In a video posted over the weekend, the security researcher makes the attack look like child's play. Type some JavaScript commands into the user name of a Skype account, use it to send a chat message to someone using the latest version of Skype on an iPhone or iPod touch, and load a small program onto a webserver. Within minutes, you'll have a fully-searchable copy of the victim's address book.

“I'm going to send a user on an iPhone a message, and when he sees the message, the exploit will run,” the narrator says. “When the exploit code is run, the victim's iPhone will automatically make a new connection to my server to grab a larger payload instructing the victim's iPhone to upload its entire address book file to the server.”

The attack exploits two oversights that just go to show that even elaborately erected walled gardens such as Apple's can contain threats that menace its blissful inhabitants.
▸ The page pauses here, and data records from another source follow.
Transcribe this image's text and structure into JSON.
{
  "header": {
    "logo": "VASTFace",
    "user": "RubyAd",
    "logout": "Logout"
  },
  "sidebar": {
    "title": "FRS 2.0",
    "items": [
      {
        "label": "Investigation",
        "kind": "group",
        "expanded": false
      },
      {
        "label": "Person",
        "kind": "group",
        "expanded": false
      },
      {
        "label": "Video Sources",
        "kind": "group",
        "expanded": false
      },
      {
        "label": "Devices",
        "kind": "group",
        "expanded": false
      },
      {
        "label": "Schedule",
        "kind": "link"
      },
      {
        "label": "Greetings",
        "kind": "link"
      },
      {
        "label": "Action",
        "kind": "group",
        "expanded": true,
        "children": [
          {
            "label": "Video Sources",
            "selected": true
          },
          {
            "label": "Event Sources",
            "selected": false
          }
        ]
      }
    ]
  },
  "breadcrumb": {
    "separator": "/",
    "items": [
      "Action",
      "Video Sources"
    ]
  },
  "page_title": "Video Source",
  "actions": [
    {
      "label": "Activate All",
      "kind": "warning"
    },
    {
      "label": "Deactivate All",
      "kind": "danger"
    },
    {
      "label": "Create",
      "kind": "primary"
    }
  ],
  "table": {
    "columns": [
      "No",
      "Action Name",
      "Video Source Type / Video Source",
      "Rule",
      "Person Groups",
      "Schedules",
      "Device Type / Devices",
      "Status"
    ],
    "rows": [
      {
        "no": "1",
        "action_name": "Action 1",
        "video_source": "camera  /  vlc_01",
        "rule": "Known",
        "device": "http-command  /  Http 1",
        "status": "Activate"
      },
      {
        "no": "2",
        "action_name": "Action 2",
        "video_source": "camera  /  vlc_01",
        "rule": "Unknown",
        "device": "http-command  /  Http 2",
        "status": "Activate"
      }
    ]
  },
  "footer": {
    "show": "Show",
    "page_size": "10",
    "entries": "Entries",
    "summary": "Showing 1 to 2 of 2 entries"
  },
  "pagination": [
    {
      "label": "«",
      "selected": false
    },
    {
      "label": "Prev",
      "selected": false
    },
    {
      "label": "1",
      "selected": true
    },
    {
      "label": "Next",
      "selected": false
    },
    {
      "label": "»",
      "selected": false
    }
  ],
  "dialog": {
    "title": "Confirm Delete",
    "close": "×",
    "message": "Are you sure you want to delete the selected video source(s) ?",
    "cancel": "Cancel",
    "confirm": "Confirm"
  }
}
The first is a failure by Skype to sanitize potentially dangerous JavaScript commands from the text that gets sent in chat messages. Skype for Macs recently succumbed to a similar XSS, or cross-site scripting, vulnerability that allowed attackers to commandeer a victim's computer simply by viewing a malicious message.

The other lapse making Purviance's attack possible was the decision by iOS developers to make the file storing address-book contents accessible to every app installed, including Skype. That means all that's required to steal a full list of contacts is to find and exploit a vulnerability in a single program installed on a victim's device.

In a Web 2.0 kind of world, contacts for many people aren't exactly closely guarded secrets. For many others – say, attorneys and people who work with survivors of domestic abuse – the names, addresses and phone numbers of contacts are sensitive information.

It's already been 48 hours since this vulnerability was first documented, and the vulnerable app is still available in the iTunes Store. It will be interesting to see how long it takes Apple and Skype to close the gaping hole. ®

Choosing a cloud hosting partner with confidence

More from The Register

next story
Knock Knock tool makes a joke of Mac AV
Yes, we know Macs 'don't get viruses', but when they do this code'll spot 'em
Feds seek potential 'second Snowden' gov doc leaker – report
Hang on, Ed wasn't here when we compiled THIS document
Why weasel words might not work for Whisper
CEO suspends editor but privacy questions remain
DEATH by PowerPoint: Microsoft warns of 0-day attack hidden in slides
Might put out patch in update, might chuck it out sooner
BlackEnergy crimeware coursing through US control systems
US CERT says three flavours of control kit are under attack
China is ALREADY spying on Apple iCloud users, claims watchdog
Attack harvests users' info at iPhone 6 launch
prev story

Whitepapers

Why cloud backup?
Combining the latest advancements in disk-based backup with secure, integrated, cloud technologies offer organizations fast and assured recovery of their critical enterprise data.
A strategic approach to identity relationship management
ForgeRock commissioned Forrester to evaluate companies’ IAM practices and requirements when it comes to customer-facing scenarios versus employee-facing ones.
Reg Reader Research: SaaS based Email and Office Productivity Tools
Read this Reg reader report which provides advice and guidance for SMBs towards the use of SaaS based email and Office productivity tools.
Top 5 reasons to deploy VMware with Tegile
Data demand and the rise of virtualization is challenging IT teams to deliver storage performance, scalability and capacity that can keep up, while maximizing efficiency.
Mitigating web security risk with SSL certificates
Web-based systems are essential tools for running business processes and delivering services to customers.